The WEF urged world leaders to lay the groundwork for a more sustainable and resilient society by 2030.
As the global energy mix continues to shift toward more renewable sources, the Middle East, currently the world’s energy hub, will play an even more prominent role.
Emphasizing the same, WEF President Borge Brende said in a press briefing that the Middle East and North Africa’s significant role in the energy transition is reflected in the region’s record attendance at the upcoming World Economic Forum annual meeting in Davos.
“We have six heads of states and governments and very strong delegations. The Middle East is also important when it comes to investments, with sovereign wealth funds that are investing all over the world,” he said.
As numerous problems intensify and the geopolitical scene becomes more fragmented, the WEF annual conference will be held from January 16 to 20 in Davos-Klosters, Switzerland.
The WEF urged world leaders to meet people’s immediate, urgent needs while laying the groundwork for a more sustainable and resilient society by 2030.
In a statement, the WEF unveiled the full agenda for its 53rd annual meeting, emphasizing that it aims to encourage global leaders to work together on the interconnected issues of energy, climate, and nature; investment, trade, and infrastructure; frontier technologies, and industry resilience; jobs, skills, social mobility, and health; and geopolitical cooperation in a multipolar world.
“We see the manifold political, economic, and social forces creating increased fragmentation on a global and national level. To address the root causes of this erosion of trust, we need to reinforce cooperation between the government and business sectors, creating the conditions for a strong and durable recovery,” said Klaus Schwab, WEF founder, and executive chairman.
“At the same time, there must be the recognition that economic development needs to be made more resilient, more sustainable and nobody should be left behind.”

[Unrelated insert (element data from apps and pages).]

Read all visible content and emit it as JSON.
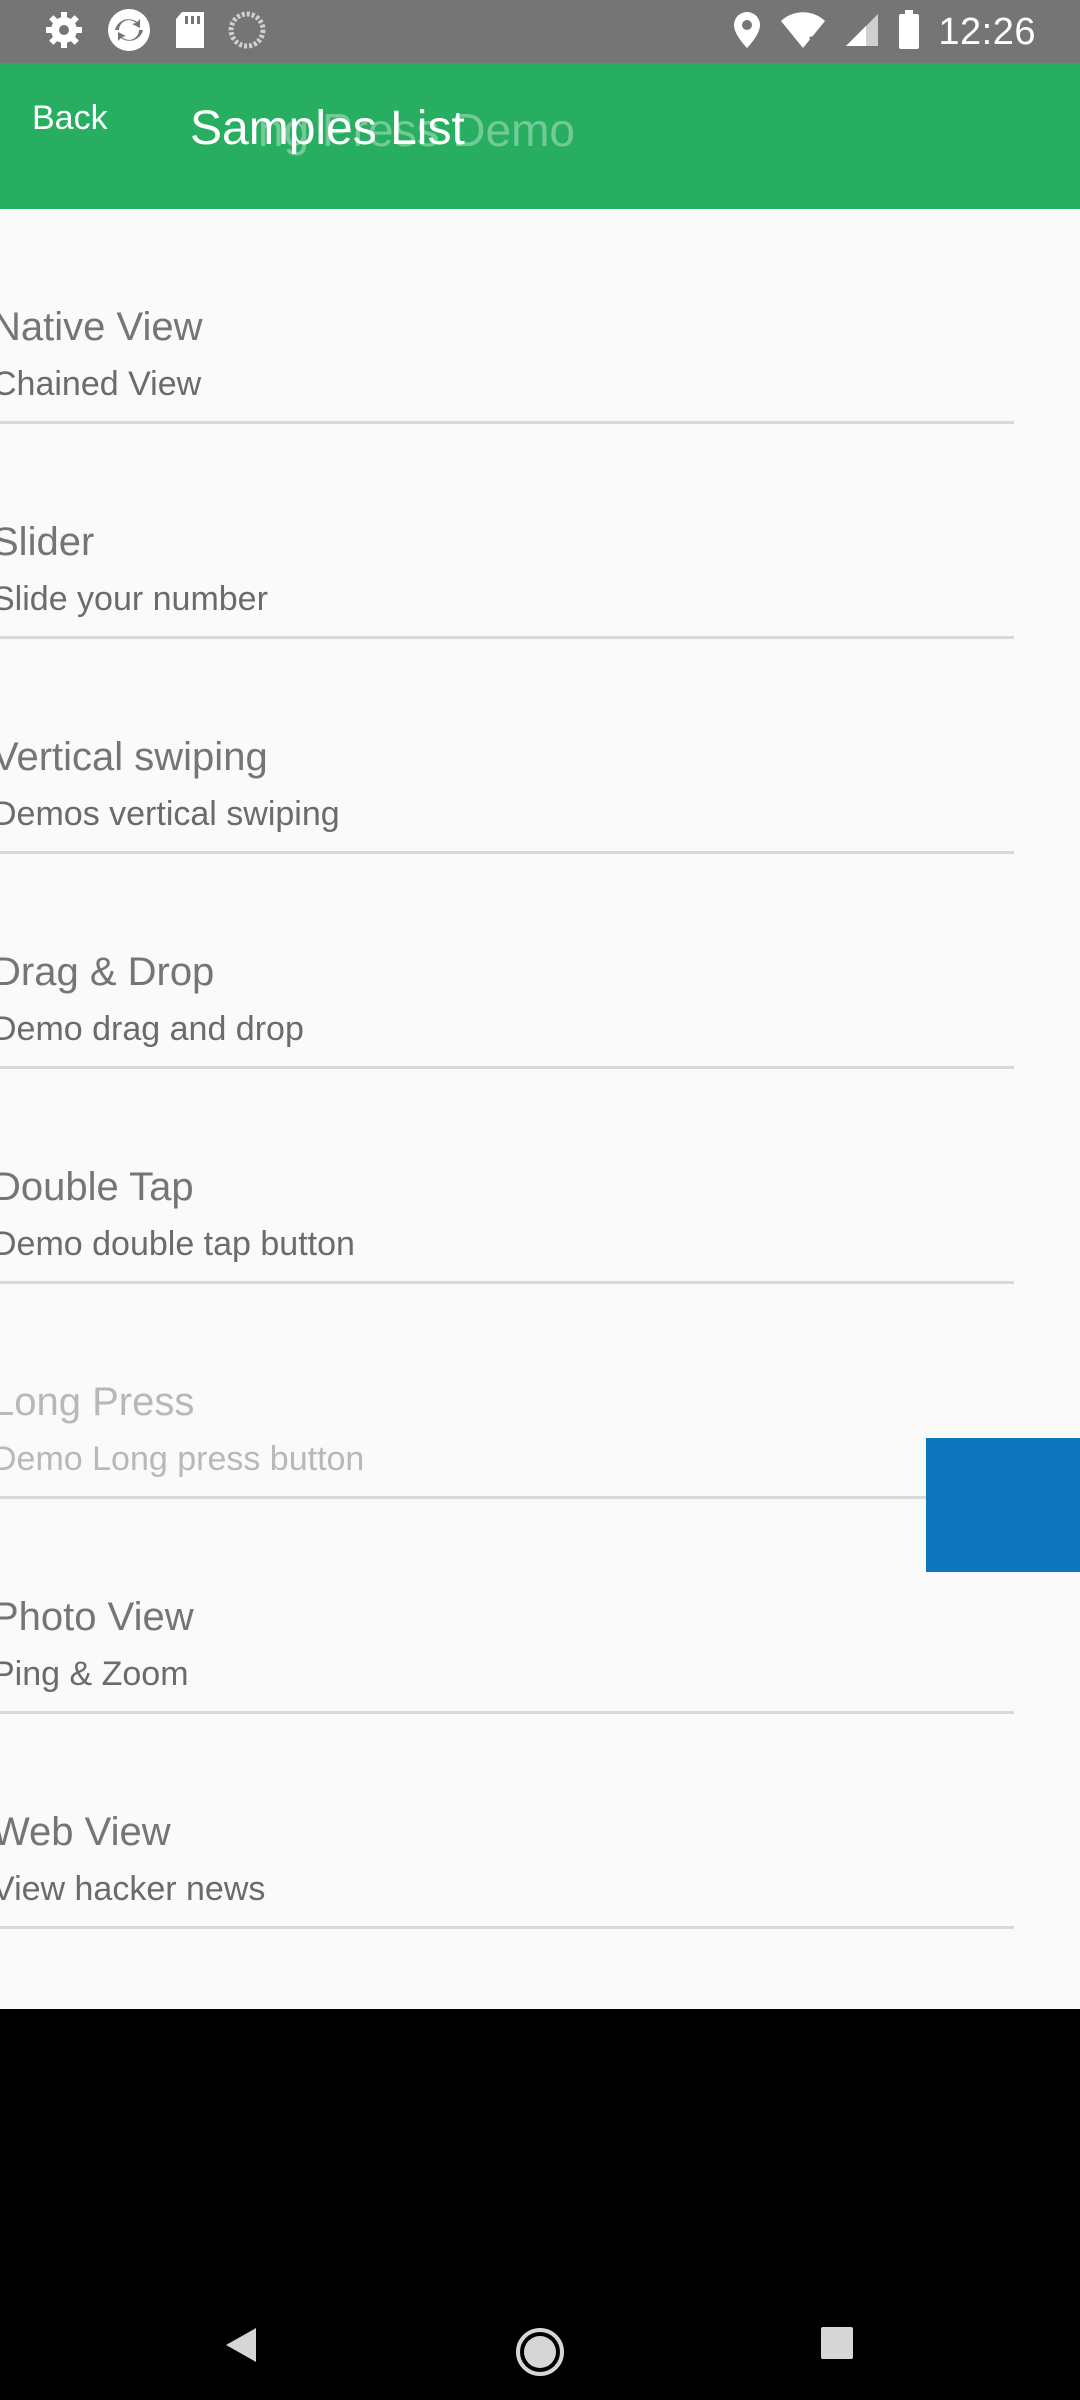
{
  "status_bar": {
    "time": "12:26",
    "left_icons": [
      "settings-icon",
      "sync-icon",
      "sd-card-icon",
      "loading-icon"
    ],
    "right_icons": [
      "location-icon",
      "wifi-icon",
      "signal-icon",
      "battery-icon"
    ]
  },
  "app_bar": {
    "back_label": "Back",
    "title": "Samples List",
    "ghost_title": "ng Press Demo",
    "background_color": "#27ae60"
  },
  "list": {
    "items": [
      {
        "title": "Native View",
        "subtitle": "Chained View"
      },
      {
        "title": "Slider",
        "subtitle": "Slide your number"
      },
      {
        "title": "Vertical swiping",
        "subtitle": "Demos vertical swiping"
      },
      {
        "title": "Drag & Drop",
        "subtitle": "Demo drag and drop"
      },
      {
        "title": "Double Tap",
        "subtitle": "Demo double tap button"
      },
      {
        "title": "Long Press",
        "subtitle": "Demo Long press button"
      },
      {
        "title": "Photo View",
        "subtitle": "Ping & Zoom"
      },
      {
        "title": "Web View",
        "subtitle": "View hacker news"
      }
    ]
  },
  "accent_color": "#0e76bc",
  "nav_bar": {
    "icons": [
      "back-triangle-icon",
      "home-circle-icon",
      "recents-square-icon"
    ]
  }
}
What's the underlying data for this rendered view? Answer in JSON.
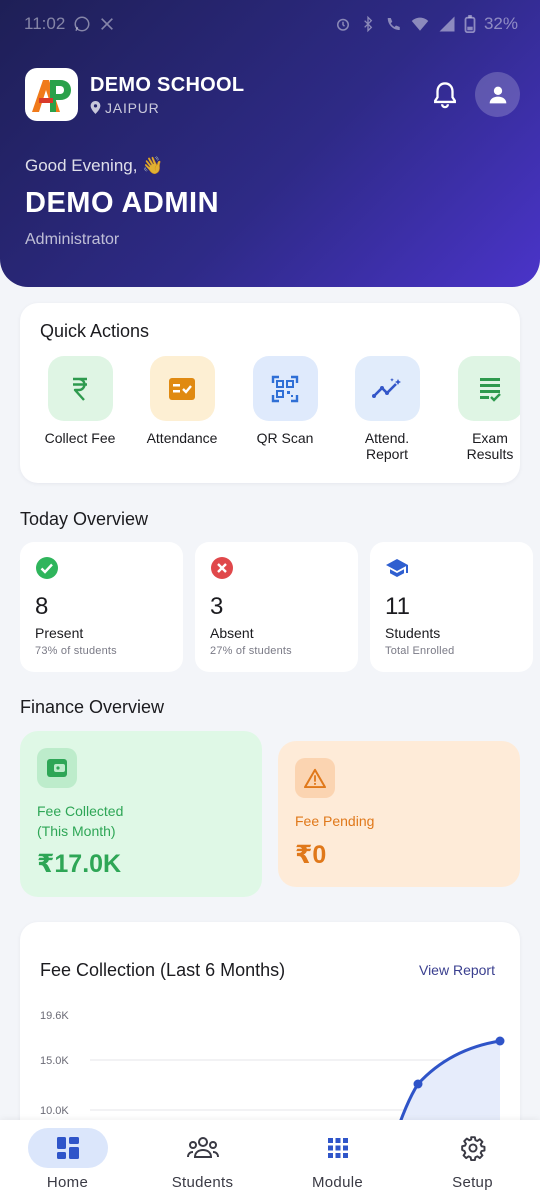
{
  "status_bar": {
    "time": "11:02",
    "left_icons": [
      "whatsapp-icon",
      "x-icon"
    ],
    "right_icons": [
      "alarm-icon",
      "bluetooth-icon",
      "wifi-calling-icon",
      "wifi-icon",
      "signal-icon",
      "battery-icon"
    ],
    "battery": "32%"
  },
  "header": {
    "logo_text": "AP",
    "school_name": "DEMO SCHOOL",
    "city": "JAIPUR",
    "greeting": "Good Evening, 👋",
    "user_name": "DEMO ADMIN",
    "role": "Administrator",
    "colors": {
      "gradient_start": "#1e1f56",
      "gradient_end": "#4a34c9"
    }
  },
  "quick_actions": {
    "title": "Quick Actions",
    "items": [
      {
        "label": "Collect Fee",
        "icon": "rupee-icon",
        "bg": "#dff5e4",
        "color": "#2e9a4e"
      },
      {
        "label": "Attendance",
        "icon": "attendance-icon",
        "bg": "#fdefd3",
        "color": "#e08a12"
      },
      {
        "label": "QR Scan",
        "icon": "qr-scan-icon",
        "bg": "#dfeafc",
        "color": "#2f6fd6"
      },
      {
        "label": "Attend. Report",
        "icon": "analytics-icon",
        "bg": "#e1ecfb",
        "color": "#3457c9"
      },
      {
        "label": "Exam Results",
        "icon": "results-icon",
        "bg": "#dff5e4",
        "color": "#2e9a4e"
      }
    ]
  },
  "today_overview": {
    "title": "Today Overview",
    "cards": [
      {
        "value": "8",
        "label": "Present",
        "sub": "73% of students",
        "icon": "check-circle-icon",
        "color": "#2fb55c"
      },
      {
        "value": "3",
        "label": "Absent",
        "sub": "27% of students",
        "icon": "cancel-circle-icon",
        "color": "#e0484b"
      },
      {
        "value": "11",
        "label": "Students",
        "sub": "Total Enrolled",
        "icon": "graduation-cap-icon",
        "color": "#2f5fd0"
      }
    ]
  },
  "finance_overview": {
    "title": "Finance Overview",
    "collected": {
      "label_line1": "Fee Collected",
      "label_line2": "(This Month)",
      "value": "₹17.0K",
      "icon": "wallet-icon",
      "color": "#2ea656"
    },
    "pending": {
      "label": "Fee Pending",
      "value": "₹0",
      "icon": "warning-icon",
      "color": "#e0781a"
    }
  },
  "fee_chart": {
    "title": "Fee Collection (Last 6 Months)",
    "action": "View Report"
  },
  "chart_data": {
    "type": "area",
    "title": "Fee Collection (Last 6 Months)",
    "y_ticks": [
      "19.6K",
      "15.0K",
      "10.0K"
    ],
    "visible_points": [
      {
        "y": 12.6
      },
      {
        "y": 16.9
      }
    ],
    "line_color": "#2f54c8",
    "fill_color": "#e6ecfb",
    "grid": true
  },
  "bottom_nav": {
    "items": [
      {
        "label": "Home",
        "icon": "dashboard-icon",
        "active": true
      },
      {
        "label": "Students",
        "icon": "people-icon",
        "active": false
      },
      {
        "label": "Module",
        "icon": "grid-icon",
        "active": false
      },
      {
        "label": "Setup",
        "icon": "settings-icon",
        "active": false
      }
    ]
  }
}
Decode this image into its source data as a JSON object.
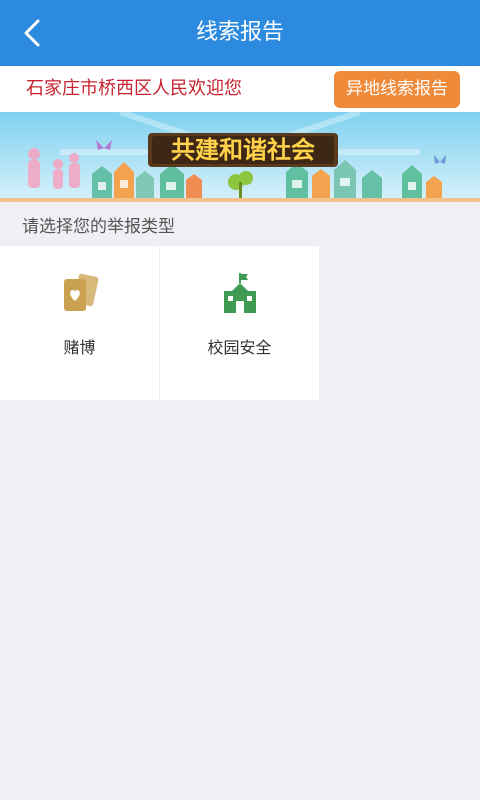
{
  "header": {
    "title": "线索报告"
  },
  "welcome": {
    "text": "石家庄市桥西区人民欢迎您",
    "remote_button": "异地线索报告"
  },
  "banner": {
    "slogan": "共建和谐社会"
  },
  "report": {
    "prompt": "请选择您的举报类型",
    "types": [
      {
        "label": "赌博",
        "icon": "cards-icon"
      },
      {
        "label": "校园安全",
        "icon": "school-icon"
      }
    ]
  },
  "colors": {
    "header_bg": "#2c8bdf",
    "welcome_text": "#c7222e",
    "button_bg": "#ef8a3a",
    "gamble_icon": "#c9a150",
    "school_icon": "#3f9b52"
  }
}
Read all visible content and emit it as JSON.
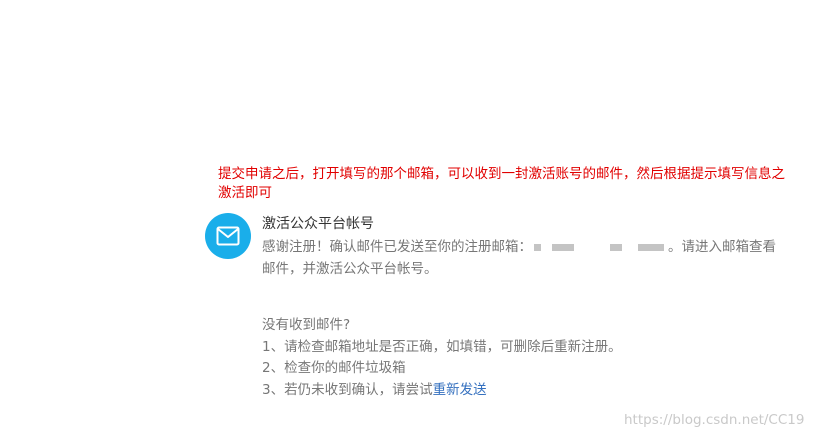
{
  "annotation": {
    "line1": "提交申请之后，打开填写的那个邮箱，可以收到一封激活账号的邮件，然后根据提示填写信息之",
    "line2": "激活即可",
    "color": "#e10000"
  },
  "card": {
    "icon": "mail-icon",
    "icon_bg": "#1aaeea",
    "title": "激活公众平台帐号",
    "body_prefix": "感谢注册！确认邮件已发送至你的注册邮箱：",
    "body_suffix": "。请进入邮箱查看",
    "body_line2": "邮件，并激活公众平台帐号。"
  },
  "help": {
    "title": "没有收到邮件?",
    "item1": "1、请检查邮箱地址是否正确，如填错，可删除后重新注册。",
    "item2": "2、检查你的邮件垃圾箱",
    "item3_prefix": "3、若仍未收到确认，请尝试",
    "item3_link": "重新发送",
    "link_color": "#3470bf"
  },
  "watermark": "https://blog.csdn.net/CC19"
}
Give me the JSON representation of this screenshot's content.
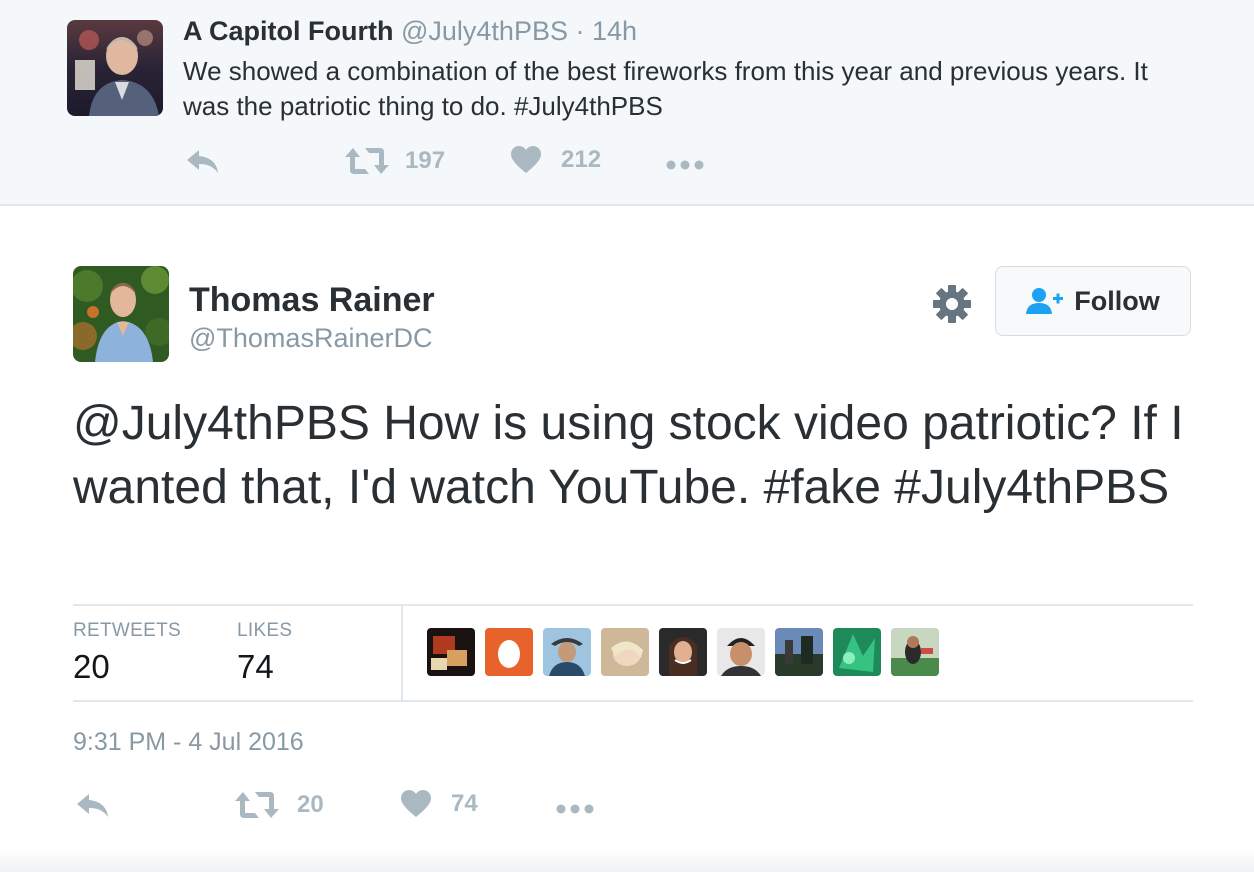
{
  "parent_tweet": {
    "name": "A Capitol Fourth",
    "handle": "@July4thPBS",
    "separator": "·",
    "time": "14h",
    "text": "We showed a combination of the best fireworks from this year and previous years. It was the patriotic thing to do. #July4thPBS",
    "retweets": "197",
    "likes": "212",
    "icons": [
      "reply-icon",
      "retweet-icon",
      "heart-icon",
      "more-icon"
    ]
  },
  "main_tweet": {
    "name": "Thomas Rainer",
    "handle": "@ThomasRainerDC",
    "follow_label": "Follow",
    "text": "@July4thPBS How is using stock video patriotic? If I wanted that, I'd watch YouTube. #fake #July4thPBS",
    "stats": {
      "retweets_label": "RETWEETS",
      "retweets_value": "20",
      "likes_label": "LIKES",
      "likes_value": "74"
    },
    "timestamp": "9:31 PM - 4 Jul 2016",
    "action_retweets": "20",
    "action_likes": "74",
    "icons": [
      "gear-icon",
      "follow-user-icon",
      "reply-icon",
      "retweet-icon",
      "heart-icon",
      "more-icon"
    ]
  },
  "colors": {
    "text": "#292f33",
    "muted": "#8899a6",
    "action_icon": "#aab8c2",
    "follow_icon": "#1da1f2",
    "parent_bg": "#f5f8fa",
    "border": "#e1e8ed"
  }
}
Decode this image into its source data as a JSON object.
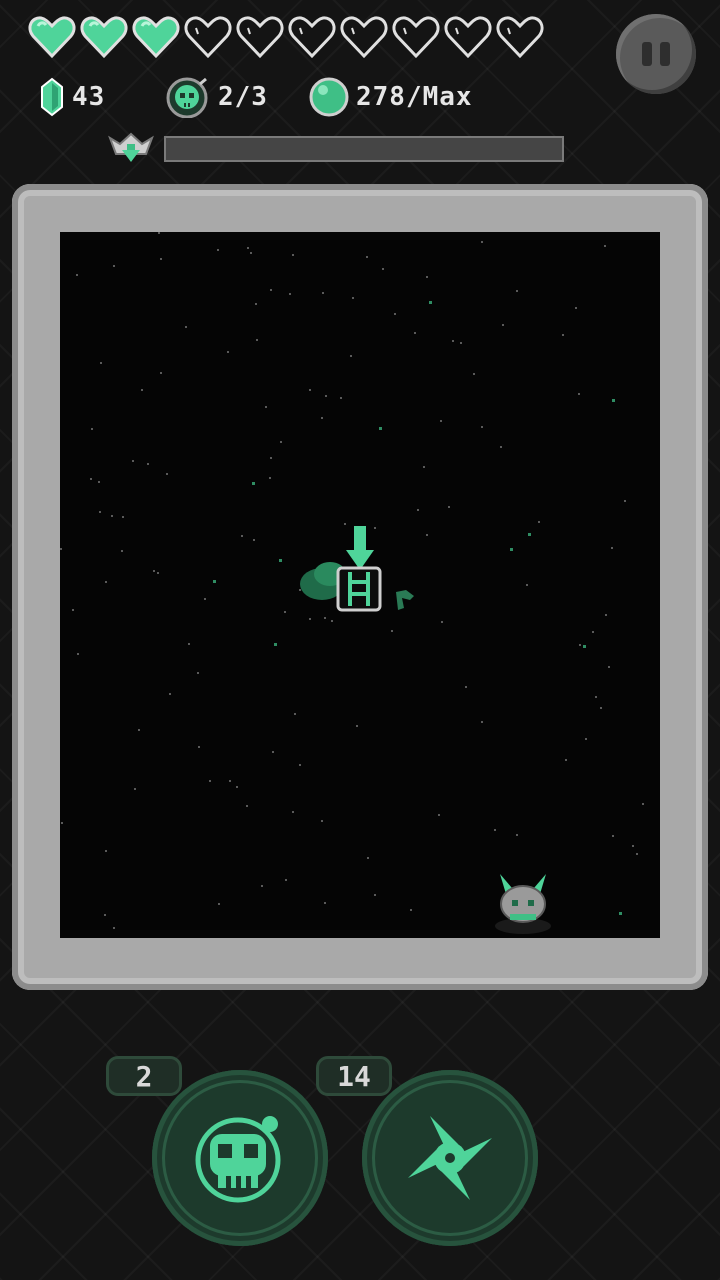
{
  "hud": {
    "hearts": [
      "full",
      "full",
      "full",
      "empty",
      "empty",
      "empty",
      "empty",
      "empty",
      "empty",
      "empty"
    ],
    "gems": "43",
    "kills": "2/3",
    "orbs": "278/Max",
    "boss_health_fraction": 0.0
  },
  "abilities": [
    {
      "name": "skull-bomb",
      "count": "2",
      "icon": "skull-icon"
    },
    {
      "name": "shuriken",
      "count": "14",
      "icon": "shuriken-icon"
    }
  ],
  "colors": {
    "accent": "#57c795",
    "heart_full": "#4fd49a",
    "heart_empty": "#141414",
    "wall": "#a9a9a9",
    "floor": "#050505",
    "button": "#1d3a2c"
  }
}
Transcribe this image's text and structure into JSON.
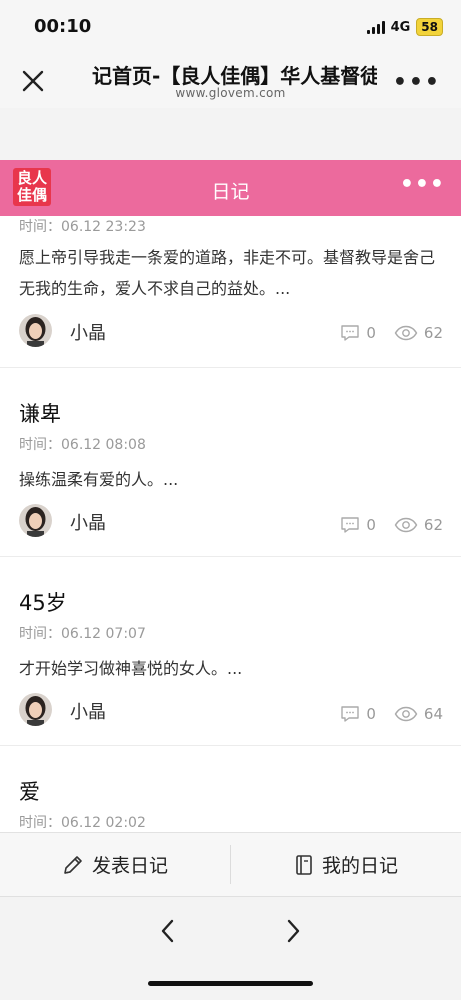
{
  "status": {
    "time": "00:10",
    "network": "4G",
    "battery": "58"
  },
  "browser": {
    "title": "记首页-【良人佳偶】华人基督徒婚恋",
    "url": "www.glovem.com"
  },
  "app": {
    "logo_text": "良人佳偶",
    "title": "日记",
    "more": "•••"
  },
  "entries": [
    {
      "title": "",
      "time": "时间：06.12 23:23",
      "excerpt": "愿上帝引导我走一条爱的道路，非走不可。基督教导是舍己无我的生命，爱人不求自己的益处。...",
      "author": "小晶",
      "comments": "0",
      "views": "62"
    },
    {
      "title": "谦卑",
      "time": "时间：06.12 08:08",
      "excerpt": "操练温柔有爱的人。...",
      "author": "小晶",
      "comments": "0",
      "views": "62"
    },
    {
      "title": "45岁",
      "time": "时间：06.12 07:07",
      "excerpt": "才开始学习做神喜悦的女人。...",
      "author": "小晶",
      "comments": "0",
      "views": "64"
    },
    {
      "title": "爱",
      "time": "时间：06.12 02:02",
      "excerpt": "",
      "author": "",
      "comments": "",
      "views": ""
    }
  ],
  "actions": {
    "publish": "发表日记",
    "mine": "我的日记"
  },
  "colors": {
    "brand_pink": "#ec6a9d",
    "logo_red": "#e8364c"
  }
}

According to the statement, in all sessions, a particular focus will be made on geographic and gender diversity.
This year’s meeting will feature participation from over 2,700 leaders, with significant representation from all major global areas.